Short Summary- Landscape Of The Soul
This chapter is divided into two sections, each of which uses a variety of stories to teach us about art and its history. In the section from “Landscape of the Soul: Ethics and Spirituality in Chinese Painting,” two stories are used to teach us about the craft of painting. The first one is about Wu Daozi, a well-known Chinese painter. He was engaged by Tang Emperor Xuanzong to decorate a wall of the palace in the eighth century.
Wu portrayed lovely sceneries with mountains, waterfalls, woods, clouds, and blue skies, as well as people living peacefully in a joyful atmosphere. But he also painted a spirit-filled cave at the base of a mountain. The work of the master was covered behind a screen, accessible only to the Emperor. When the artist presented his work to the emperor, he forced the emperor to look at a cave at the foot of the mountain and associate it with a real spirit. The cave’s entrance opened when the painter clapped his hands. Before the Emperor could react or move, the painter entered the cave, but the door shut behind him and the painting disappeared from the wall. The artist Wu Daozi was never again seen in this world, and there was no trace of his brush.

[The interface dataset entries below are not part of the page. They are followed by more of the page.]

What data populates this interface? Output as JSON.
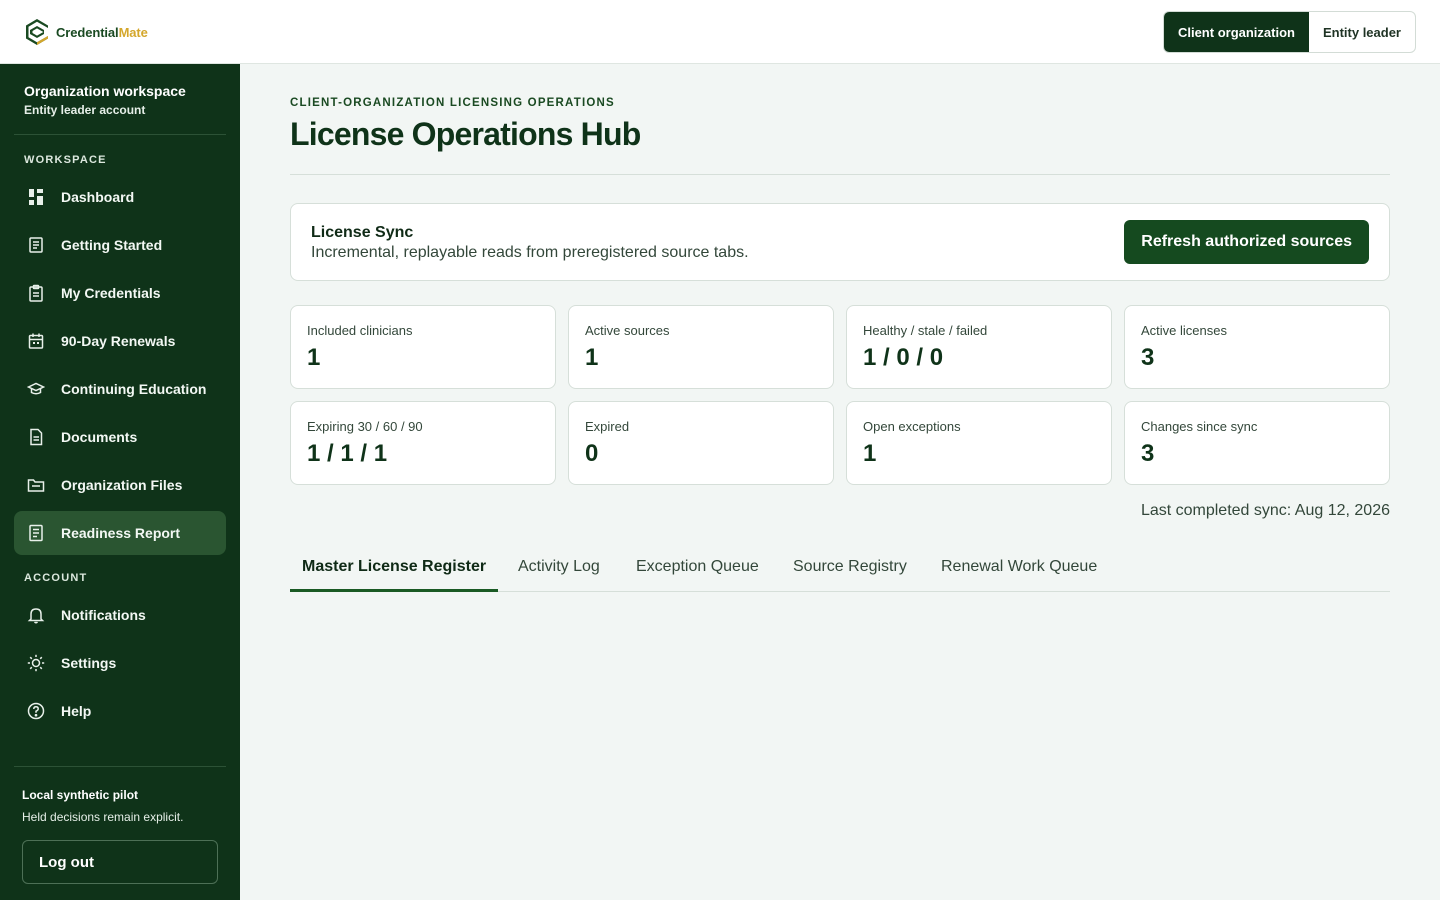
{
  "brand": {
    "name_part1": "Credential",
    "name_part2": "Mate",
    "accent": "#d4a72c"
  },
  "role_toggle": {
    "options": [
      "Client organization",
      "Entity leader"
    ],
    "active": "Client organization"
  },
  "sidebar": {
    "workspace_title": "Organization workspace",
    "workspace_subtitle": "Entity leader account",
    "workspace_section": "WORKSPACE",
    "items": [
      {
        "label": "Dashboard",
        "icon": "dashboard-icon"
      },
      {
        "label": "Getting Started",
        "icon": "checklist-icon"
      },
      {
        "label": "My Credentials",
        "icon": "clipboard-icon"
      },
      {
        "label": "90-Day Renewals",
        "icon": "calendar-icon"
      },
      {
        "label": "Continuing Education",
        "icon": "graduation-cap-icon"
      },
      {
        "label": "Documents",
        "icon": "document-icon"
      },
      {
        "label": "Organization Files",
        "icon": "folder-icon"
      },
      {
        "label": "Readiness Report",
        "icon": "report-icon",
        "active": true
      }
    ],
    "account_section": "ACCOUNT",
    "account_items": [
      {
        "label": "Notifications",
        "icon": "bell-icon"
      },
      {
        "label": "Settings",
        "icon": "gear-icon"
      },
      {
        "label": "Help",
        "icon": "help-icon"
      }
    ],
    "pilot_title": "Local synthetic pilot",
    "pilot_text": "Held decisions remain explicit.",
    "logout_label": "Log out"
  },
  "main": {
    "eyebrow": "CLIENT-ORGANIZATION LICENSING OPERATIONS",
    "title": "License Operations Hub",
    "sync": {
      "title": "License Sync",
      "description": "Incremental, replayable reads from preregistered source tabs.",
      "button": "Refresh authorized sources"
    },
    "stats": [
      {
        "label": "Included clinicians",
        "value": "1"
      },
      {
        "label": "Active sources",
        "value": "1"
      },
      {
        "label": "Healthy / stale / failed",
        "value": "1 / 0 / 0"
      },
      {
        "label": "Active licenses",
        "value": "3"
      },
      {
        "label": "Expiring 30 / 60 / 90",
        "value": "1 / 1 / 1"
      },
      {
        "label": "Expired",
        "value": "0"
      },
      {
        "label": "Open exceptions",
        "value": "1"
      },
      {
        "label": "Changes since sync",
        "value": "3"
      }
    ],
    "last_sync": "Last completed sync: Aug 12, 2026",
    "tabs": [
      {
        "label": "Master License Register",
        "active": true
      },
      {
        "label": "Activity Log"
      },
      {
        "label": "Exception Queue"
      },
      {
        "label": "Source Registry"
      },
      {
        "label": "Renewal Work Queue"
      }
    ]
  },
  "colors": {
    "sidebar_bg": "#0f3319",
    "primary": "#154a1f",
    "active_nav": "#2a5531",
    "page_bg": "#f2f6f4"
  }
}
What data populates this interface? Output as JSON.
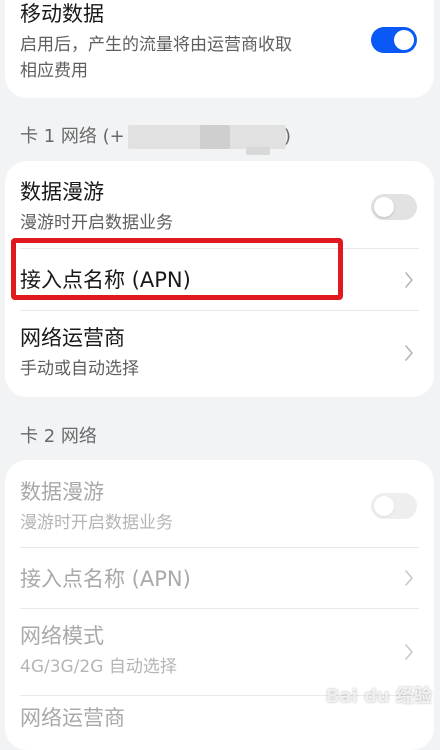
{
  "mobile_data": {
    "title": "移动数据",
    "subtitle_line1": "启用后，产生的流量将由运营商收取",
    "subtitle_line2": "相应费用",
    "enabled": true
  },
  "sim1": {
    "label": "卡 1 网络 (+",
    "label_close": ")",
    "roaming": {
      "title": "数据漫游",
      "subtitle": "漫游时开启数据业务",
      "enabled": false
    },
    "apn": {
      "title": "接入点名称 (APN)"
    },
    "operator": {
      "title": "网络运营商",
      "subtitle": "手动或自动选择"
    }
  },
  "sim2": {
    "label": "卡 2 网络",
    "roaming": {
      "title": "数据漫游",
      "subtitle": "漫游时开启数据业务",
      "enabled": false
    },
    "apn": {
      "title": "接入点名称 (APN)"
    },
    "network_mode": {
      "title": "网络模式",
      "subtitle": "4G/3G/2G 自动选择"
    },
    "operator": {
      "title": "网络运营商"
    }
  },
  "watermark": "Bai du 经验",
  "colors": {
    "accent": "#0a59f7",
    "highlight": "#e0191e",
    "background": "#f1f3f5"
  }
}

The author claims that the disappearance signifies knowledge of the mystical inner universe. Therefore, it claims that only masters are aware of the path within and are capable of changing into any material existence. Similar to the first narrative, the second tells of a painter who trusted in the mystical powers of art. He had such a powerful and strong faith in his art that he was scared of bringing it to life and becoming a victim of a fire-breathing dragon.
The third one is up next, and it’s about a Master Blacksmith named Quinten Metsys who develops feelings for the painter’s daughter. Even though the father did not approve of his son-in-law working in such a field, he nonetheless did so. In order to accomplish this, Quinten crept into the artist’s studio and painted a fly on his most recent panel with such skillful realism that the master tried to swat it away before realising what had happened. It resembled a real one because of its delicate realism. These two narratives show what each artistic movement aims for: in Europe, a faultless, illusionistic likeness; in Asia, the essence of inner life and soul.
The author also discusses Shanshui, which is a term for mountain water in Chinese philosophy. According to Daoism, the masculine and feminine poles of this world, Yin and Yang, are in perfect balance with one another (masculine). These two energies interact to produce the world. In Daoism, a landscape is referred to as “Shanshui”. However, it represents the Daoist conception of the world rather than a real landscape.
Finally, the second chapter in Brinda Suri’s book “Getting Inside Outsider Art” discusses the idea of “art brut.” The term “art brut” refers to work created by those who “have no right” to be artists. It’s because despite not having any official training, they have artistic talent and intelligence. She describes them as the ones who challenge conventional wisdom and think beyond the box. Their creations are regarded as “unorthodox” art. French painter Jean Dubuffet questioned the idea of “art brut” in the 1940s. The untrained visionary’s art had been of secondary significance before that. “An untrained genius was building paradise” at about the same time. She uses Nek Chand’s work at the Rock Garden in Chandigarh as an illustration of art brut.
About The Author
The writer is Brinda Suri. The arts are the chapter’s central focus. It centres on the painting medium as told through a number of different stories. We gain knowledge of Chinese painters, their creations, and the narrative that inspired them.
In summary, the Landscape to Soul summary teaches us that art is an endless form with a rich history that defies classification and has a life of its own.